Exercise description:
Check each line of the listing for the string "Recipient", then state how many lines have it. Only the number is wanted.

Records provided:
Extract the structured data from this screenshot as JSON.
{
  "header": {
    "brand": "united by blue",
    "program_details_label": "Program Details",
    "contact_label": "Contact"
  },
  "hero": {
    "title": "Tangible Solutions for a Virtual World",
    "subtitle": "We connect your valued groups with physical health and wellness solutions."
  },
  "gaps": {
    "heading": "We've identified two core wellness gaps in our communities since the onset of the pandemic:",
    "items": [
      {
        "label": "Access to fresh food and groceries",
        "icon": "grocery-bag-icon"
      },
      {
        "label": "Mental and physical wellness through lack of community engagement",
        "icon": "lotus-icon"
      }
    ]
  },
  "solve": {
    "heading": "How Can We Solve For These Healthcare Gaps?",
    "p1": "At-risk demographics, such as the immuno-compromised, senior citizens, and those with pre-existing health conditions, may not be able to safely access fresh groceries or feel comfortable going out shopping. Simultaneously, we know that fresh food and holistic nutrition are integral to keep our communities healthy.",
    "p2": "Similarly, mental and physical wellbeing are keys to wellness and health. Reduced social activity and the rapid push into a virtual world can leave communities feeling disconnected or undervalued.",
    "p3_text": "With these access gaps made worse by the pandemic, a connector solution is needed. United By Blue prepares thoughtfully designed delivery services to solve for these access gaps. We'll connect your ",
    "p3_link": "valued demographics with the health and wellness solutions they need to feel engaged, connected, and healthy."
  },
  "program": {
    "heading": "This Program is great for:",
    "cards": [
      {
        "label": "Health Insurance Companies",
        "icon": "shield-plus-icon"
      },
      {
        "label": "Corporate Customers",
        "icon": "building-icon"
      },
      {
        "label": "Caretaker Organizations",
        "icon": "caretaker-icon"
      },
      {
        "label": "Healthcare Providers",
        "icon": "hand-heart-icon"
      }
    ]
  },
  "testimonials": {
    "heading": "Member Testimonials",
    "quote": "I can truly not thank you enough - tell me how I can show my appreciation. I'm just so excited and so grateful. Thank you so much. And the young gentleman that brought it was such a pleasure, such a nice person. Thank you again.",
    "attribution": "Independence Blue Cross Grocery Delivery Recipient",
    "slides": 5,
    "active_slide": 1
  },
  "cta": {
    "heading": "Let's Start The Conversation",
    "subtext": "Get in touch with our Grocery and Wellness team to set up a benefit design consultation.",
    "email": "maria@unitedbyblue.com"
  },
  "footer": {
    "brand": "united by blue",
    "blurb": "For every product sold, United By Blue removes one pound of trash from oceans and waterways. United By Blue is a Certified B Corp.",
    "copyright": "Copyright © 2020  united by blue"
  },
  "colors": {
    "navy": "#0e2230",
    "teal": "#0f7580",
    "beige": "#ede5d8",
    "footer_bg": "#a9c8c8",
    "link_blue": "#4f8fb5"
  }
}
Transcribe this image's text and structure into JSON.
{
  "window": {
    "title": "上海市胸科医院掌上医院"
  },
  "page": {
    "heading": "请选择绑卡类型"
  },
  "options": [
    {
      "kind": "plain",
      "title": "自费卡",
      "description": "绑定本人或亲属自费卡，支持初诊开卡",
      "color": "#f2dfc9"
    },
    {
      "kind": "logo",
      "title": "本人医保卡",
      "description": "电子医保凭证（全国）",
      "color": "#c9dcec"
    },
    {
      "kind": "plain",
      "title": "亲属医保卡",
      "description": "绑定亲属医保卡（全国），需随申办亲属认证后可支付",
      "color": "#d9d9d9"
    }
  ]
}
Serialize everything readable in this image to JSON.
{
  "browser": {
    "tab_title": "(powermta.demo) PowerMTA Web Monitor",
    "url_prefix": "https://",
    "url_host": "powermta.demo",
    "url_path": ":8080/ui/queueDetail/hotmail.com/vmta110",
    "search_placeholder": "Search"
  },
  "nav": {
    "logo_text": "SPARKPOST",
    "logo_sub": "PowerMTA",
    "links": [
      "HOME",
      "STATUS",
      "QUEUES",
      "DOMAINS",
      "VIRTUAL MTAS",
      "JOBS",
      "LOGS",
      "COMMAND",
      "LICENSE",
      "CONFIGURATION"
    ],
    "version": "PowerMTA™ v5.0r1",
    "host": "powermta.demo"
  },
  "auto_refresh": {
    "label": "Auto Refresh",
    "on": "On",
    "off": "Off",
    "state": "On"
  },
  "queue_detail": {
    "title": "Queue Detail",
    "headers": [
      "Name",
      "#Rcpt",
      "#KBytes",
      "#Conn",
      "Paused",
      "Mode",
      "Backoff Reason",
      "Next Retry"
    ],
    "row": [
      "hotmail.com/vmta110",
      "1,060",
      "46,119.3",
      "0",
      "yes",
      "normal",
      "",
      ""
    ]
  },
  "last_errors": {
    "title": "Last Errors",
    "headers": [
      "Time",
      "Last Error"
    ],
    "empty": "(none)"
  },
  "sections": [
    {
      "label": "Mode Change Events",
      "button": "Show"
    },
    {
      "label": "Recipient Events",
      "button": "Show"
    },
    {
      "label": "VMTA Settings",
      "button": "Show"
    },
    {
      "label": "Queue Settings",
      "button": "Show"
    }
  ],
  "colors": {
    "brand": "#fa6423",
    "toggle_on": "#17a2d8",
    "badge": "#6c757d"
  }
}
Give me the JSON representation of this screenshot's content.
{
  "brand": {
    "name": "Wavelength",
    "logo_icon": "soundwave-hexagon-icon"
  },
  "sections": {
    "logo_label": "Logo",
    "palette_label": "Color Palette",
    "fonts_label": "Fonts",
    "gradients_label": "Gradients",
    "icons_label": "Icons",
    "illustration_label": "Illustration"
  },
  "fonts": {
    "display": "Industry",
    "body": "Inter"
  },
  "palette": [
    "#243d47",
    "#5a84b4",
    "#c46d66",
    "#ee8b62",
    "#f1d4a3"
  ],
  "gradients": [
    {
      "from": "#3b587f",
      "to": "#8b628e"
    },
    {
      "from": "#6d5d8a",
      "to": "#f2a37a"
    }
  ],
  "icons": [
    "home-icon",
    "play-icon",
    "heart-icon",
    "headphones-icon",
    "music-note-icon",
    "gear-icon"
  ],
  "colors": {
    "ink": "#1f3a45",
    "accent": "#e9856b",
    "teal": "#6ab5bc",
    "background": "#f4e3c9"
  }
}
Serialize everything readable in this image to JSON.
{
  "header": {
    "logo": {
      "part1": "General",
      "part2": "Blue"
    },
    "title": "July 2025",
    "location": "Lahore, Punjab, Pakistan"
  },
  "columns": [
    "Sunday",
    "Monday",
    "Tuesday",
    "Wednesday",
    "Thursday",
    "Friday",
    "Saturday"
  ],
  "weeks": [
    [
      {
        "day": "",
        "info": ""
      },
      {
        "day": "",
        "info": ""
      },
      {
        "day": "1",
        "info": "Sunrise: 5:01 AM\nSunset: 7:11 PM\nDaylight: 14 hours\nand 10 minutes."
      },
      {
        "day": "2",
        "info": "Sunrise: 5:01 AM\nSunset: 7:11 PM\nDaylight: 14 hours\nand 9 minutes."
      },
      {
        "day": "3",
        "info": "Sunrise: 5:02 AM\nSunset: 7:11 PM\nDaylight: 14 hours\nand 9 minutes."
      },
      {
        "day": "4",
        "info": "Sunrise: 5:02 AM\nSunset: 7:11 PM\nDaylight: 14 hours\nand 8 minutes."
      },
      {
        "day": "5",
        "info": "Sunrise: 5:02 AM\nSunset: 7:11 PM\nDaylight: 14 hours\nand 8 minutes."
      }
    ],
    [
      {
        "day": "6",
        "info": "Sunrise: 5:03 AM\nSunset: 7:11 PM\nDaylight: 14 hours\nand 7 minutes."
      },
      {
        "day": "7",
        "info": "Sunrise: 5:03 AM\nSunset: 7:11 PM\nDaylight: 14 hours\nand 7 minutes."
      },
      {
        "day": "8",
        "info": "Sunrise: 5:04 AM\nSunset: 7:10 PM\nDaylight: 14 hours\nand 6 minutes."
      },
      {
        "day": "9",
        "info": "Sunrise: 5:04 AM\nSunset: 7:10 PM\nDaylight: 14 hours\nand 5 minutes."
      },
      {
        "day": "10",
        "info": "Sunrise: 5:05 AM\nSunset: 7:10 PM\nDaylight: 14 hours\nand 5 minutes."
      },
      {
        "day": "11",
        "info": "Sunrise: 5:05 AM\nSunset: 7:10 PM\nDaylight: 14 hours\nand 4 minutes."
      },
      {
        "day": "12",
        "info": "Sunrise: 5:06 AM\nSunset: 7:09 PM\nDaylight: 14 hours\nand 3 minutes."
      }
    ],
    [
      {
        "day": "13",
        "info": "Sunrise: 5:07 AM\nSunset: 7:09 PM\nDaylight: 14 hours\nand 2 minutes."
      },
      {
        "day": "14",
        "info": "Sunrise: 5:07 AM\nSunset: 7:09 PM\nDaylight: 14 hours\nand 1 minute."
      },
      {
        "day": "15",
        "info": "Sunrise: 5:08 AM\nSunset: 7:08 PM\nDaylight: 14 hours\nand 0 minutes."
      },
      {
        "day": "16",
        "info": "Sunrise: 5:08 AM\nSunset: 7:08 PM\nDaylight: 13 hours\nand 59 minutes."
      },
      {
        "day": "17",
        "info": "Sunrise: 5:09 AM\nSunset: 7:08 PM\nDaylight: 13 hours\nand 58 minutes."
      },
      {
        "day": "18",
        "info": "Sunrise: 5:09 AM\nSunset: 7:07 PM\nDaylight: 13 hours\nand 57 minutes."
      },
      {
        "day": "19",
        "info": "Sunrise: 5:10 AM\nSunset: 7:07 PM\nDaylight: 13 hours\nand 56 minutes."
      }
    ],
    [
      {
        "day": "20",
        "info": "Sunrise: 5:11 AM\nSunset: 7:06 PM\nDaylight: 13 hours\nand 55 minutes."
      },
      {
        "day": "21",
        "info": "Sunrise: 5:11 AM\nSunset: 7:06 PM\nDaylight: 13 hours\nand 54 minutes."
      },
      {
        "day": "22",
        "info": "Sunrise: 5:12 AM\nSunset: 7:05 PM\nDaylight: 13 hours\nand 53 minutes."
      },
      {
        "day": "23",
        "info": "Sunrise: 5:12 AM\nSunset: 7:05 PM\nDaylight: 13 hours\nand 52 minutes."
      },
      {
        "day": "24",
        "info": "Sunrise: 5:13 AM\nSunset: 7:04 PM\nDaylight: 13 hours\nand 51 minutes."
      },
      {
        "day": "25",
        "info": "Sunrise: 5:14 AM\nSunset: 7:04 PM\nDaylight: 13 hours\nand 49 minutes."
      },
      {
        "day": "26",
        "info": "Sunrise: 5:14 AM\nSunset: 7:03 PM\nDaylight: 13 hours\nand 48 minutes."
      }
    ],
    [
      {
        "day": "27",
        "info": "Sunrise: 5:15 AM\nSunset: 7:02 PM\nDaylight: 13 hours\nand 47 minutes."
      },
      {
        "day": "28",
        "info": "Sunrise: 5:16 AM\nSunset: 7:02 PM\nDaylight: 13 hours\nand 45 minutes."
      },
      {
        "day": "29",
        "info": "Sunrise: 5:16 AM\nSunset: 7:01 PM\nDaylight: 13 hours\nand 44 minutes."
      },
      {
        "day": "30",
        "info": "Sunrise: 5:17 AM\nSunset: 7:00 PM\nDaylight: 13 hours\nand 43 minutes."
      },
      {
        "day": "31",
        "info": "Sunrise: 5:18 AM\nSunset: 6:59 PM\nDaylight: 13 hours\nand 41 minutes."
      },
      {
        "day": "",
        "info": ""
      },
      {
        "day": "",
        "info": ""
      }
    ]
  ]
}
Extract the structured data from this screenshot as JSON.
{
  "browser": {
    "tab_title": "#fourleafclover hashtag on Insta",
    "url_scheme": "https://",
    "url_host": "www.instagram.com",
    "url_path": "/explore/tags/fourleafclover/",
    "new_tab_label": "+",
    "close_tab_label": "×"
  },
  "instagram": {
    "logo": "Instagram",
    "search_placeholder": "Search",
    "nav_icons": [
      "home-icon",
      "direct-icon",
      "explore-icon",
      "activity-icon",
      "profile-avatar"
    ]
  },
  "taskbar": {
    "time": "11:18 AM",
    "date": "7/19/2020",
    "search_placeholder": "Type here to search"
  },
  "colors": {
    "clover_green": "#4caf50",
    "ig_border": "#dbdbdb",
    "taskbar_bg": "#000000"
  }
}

Response:
2